The View's fans are always rowdy, so an extravaganza of pint-throwing, sing-a-long merriment was unsurprising. They're a devoted bunch, and when bassist Kieran Webster complimented a fan on his Joe Strummer T-shirt, it was no shock to see it immediately hurled towards the stage.
A sense of punkish anarchy runs through some of the View's best songs. They all galloped about the stage with gusto, and such enthusiasm is one reason they inspire such affection, as they're just the same, at heart, as their fans.
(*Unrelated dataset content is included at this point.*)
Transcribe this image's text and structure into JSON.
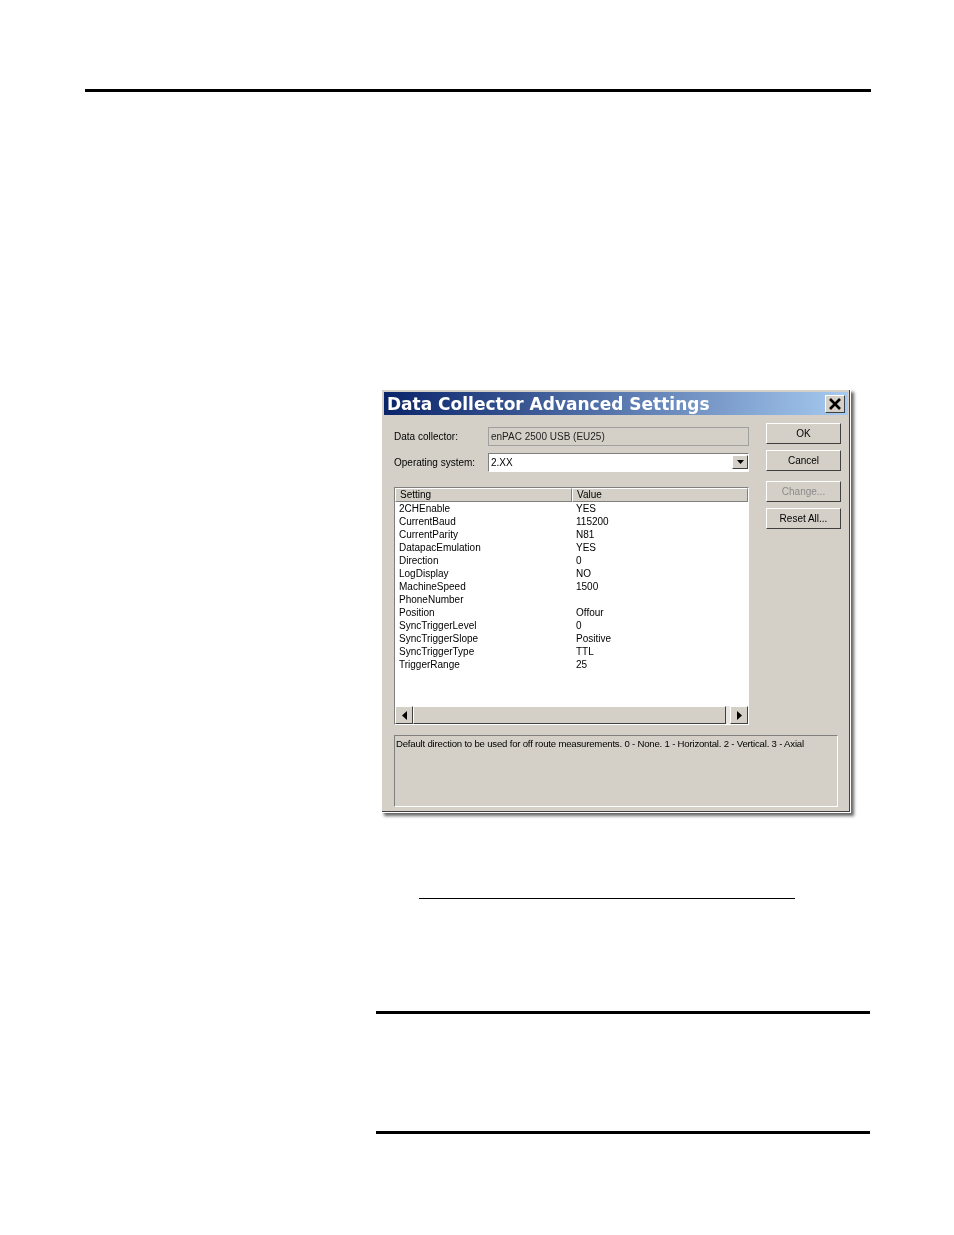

Simple lad rock dismissals are inaccurate, with the deft Fleetwood Mac-style pop of The Clock, the twists and turns of Tragic Magic and the lovely piano ballad Tacky Tattoo all displaying a depth beyond mere raucousness, while Wasted Little DJs and Sunday fizzed along in grand power pop style.
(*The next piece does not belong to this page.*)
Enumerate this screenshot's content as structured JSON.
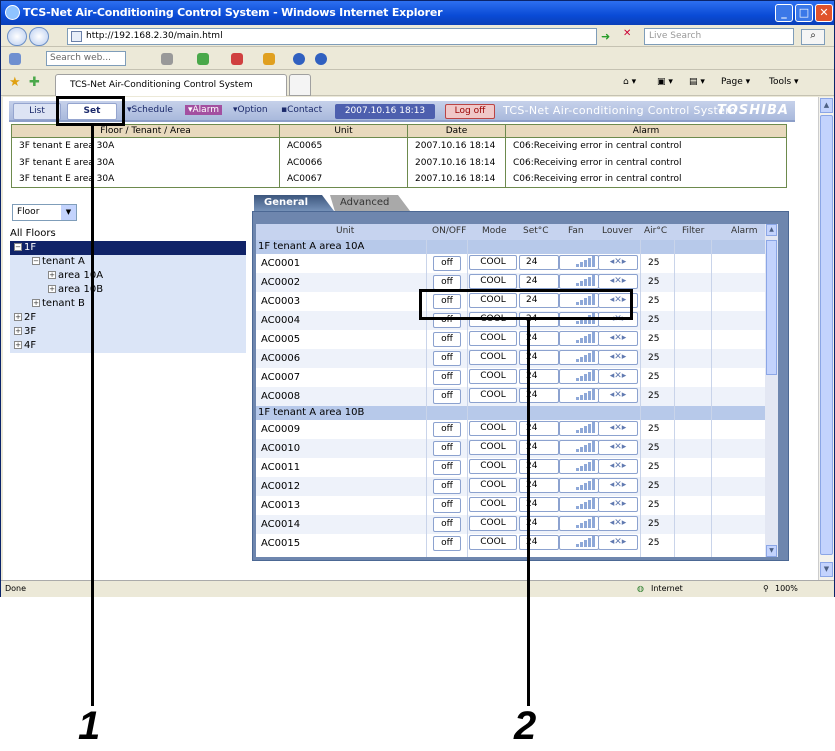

Yet while the energy was always present, those flashes of real talent were more sporadic, and several tracks could have done with disappearing entirely, given the marathon near-two hours of the performance. While their records are often creative, live too many songs fall into indie cul de sacs, barely lasting in the memory beyond the final cry of Kyle Falconer's often scrambled vocal. It created a second half that simply ran out of steam.
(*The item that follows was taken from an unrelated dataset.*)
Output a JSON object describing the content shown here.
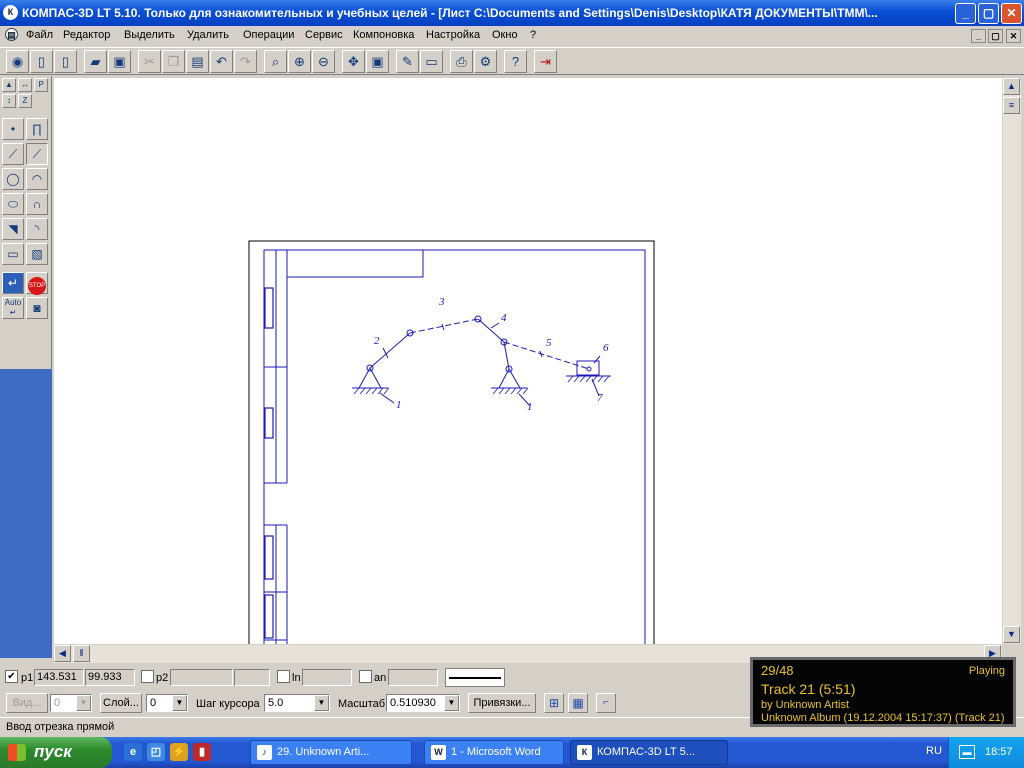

There were the odd surprises, such as a snippet of early Oasis favourite Cigarettes & Alcohol and, bizarrely, Stoke City footballer Peter Crouch appearing onstage briefly, towering over the band like Gulliver with the Lilliputians.
But a sleeker set and a little more variety would have helped the gig grow in stature.